The role of the iron storage protein Ferritin in iron distribution in the kidney: Focusing on the Glomerulus

MSc. Graduate Seminar Adi Shevach

The kidney plays a major role in systemic iron homeostasis, as it controls the most iron consuming pathway of the body, erythropoiesis. Nevertheless, little is known on iron transport and its regulation in the kidney. Ferritin, the main intracellular iron storage protein, is secreted avidly and taken up by the human transferrin receptor 1. This led us to hypothesize that ferritin may function as an iron transporter, also in the kidney .To better understand iron homeostasis of the kidney, we decided to focus first on the glomerulus, and test if secretion and re-uptake of ferritin by specific glomerular cell types affects the iron distribution between kidney-cells, and how this may change cellular iron status. We isolate glomeruli from mouse-kidneys and grow primary cultures of podocytes and mesangial cells, for analysis of secretion and uptake of ferritin.
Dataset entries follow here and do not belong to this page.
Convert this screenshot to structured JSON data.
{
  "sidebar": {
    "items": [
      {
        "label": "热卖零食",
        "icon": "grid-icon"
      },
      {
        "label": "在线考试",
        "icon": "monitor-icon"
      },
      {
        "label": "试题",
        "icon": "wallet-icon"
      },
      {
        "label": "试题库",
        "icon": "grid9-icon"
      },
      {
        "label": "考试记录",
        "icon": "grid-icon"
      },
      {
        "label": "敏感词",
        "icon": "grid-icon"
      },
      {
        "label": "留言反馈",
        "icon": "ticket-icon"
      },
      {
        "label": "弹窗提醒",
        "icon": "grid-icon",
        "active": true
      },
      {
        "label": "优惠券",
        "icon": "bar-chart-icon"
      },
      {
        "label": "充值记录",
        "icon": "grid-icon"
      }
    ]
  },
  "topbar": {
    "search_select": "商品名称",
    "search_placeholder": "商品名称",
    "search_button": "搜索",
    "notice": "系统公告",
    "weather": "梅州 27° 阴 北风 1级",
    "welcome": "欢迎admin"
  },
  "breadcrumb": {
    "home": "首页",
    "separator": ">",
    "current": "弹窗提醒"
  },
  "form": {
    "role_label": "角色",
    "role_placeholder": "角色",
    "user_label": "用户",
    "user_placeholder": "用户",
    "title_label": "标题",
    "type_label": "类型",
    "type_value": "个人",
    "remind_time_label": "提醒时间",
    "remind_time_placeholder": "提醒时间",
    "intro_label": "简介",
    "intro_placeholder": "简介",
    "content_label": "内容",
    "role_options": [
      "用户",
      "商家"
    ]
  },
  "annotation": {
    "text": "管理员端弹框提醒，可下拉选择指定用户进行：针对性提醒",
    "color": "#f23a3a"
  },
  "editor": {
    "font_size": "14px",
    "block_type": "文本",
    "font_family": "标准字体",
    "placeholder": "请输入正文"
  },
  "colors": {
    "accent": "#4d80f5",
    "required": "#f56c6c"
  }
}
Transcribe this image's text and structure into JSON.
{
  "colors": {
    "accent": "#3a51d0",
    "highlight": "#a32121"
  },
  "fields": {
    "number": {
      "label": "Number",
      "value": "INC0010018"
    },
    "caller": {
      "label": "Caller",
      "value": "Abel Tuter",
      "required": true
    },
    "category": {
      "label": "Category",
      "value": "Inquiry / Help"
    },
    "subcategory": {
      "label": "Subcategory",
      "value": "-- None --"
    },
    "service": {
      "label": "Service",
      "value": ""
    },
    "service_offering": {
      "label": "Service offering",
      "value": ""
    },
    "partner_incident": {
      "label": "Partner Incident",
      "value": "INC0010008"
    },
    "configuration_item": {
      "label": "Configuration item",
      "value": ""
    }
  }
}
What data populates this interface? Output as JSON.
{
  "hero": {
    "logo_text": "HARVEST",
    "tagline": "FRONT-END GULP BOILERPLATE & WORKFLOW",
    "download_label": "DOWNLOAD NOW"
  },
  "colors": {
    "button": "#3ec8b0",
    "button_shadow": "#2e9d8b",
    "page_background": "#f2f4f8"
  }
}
To find the ferritin location in whole tissue, we co-localize ferritin and glomerular cell-markers in kidney sections and isolated glomeruli. Following iron injections, the renal distribution of ferric iron is dynamic for several days. In addition, the two ferritin subunits H and L are distributed differently across sections of iron-overloaded mice. The staining results suggested, that glomerular endothelial cells contain very little ferritin, while ferritin expression is more prominent in podocytes and mesangial cells. The ability to grow primary cultures of podocyte and mesangial cells will be a useful tool to analyze their ferritin expression, secretion and uptake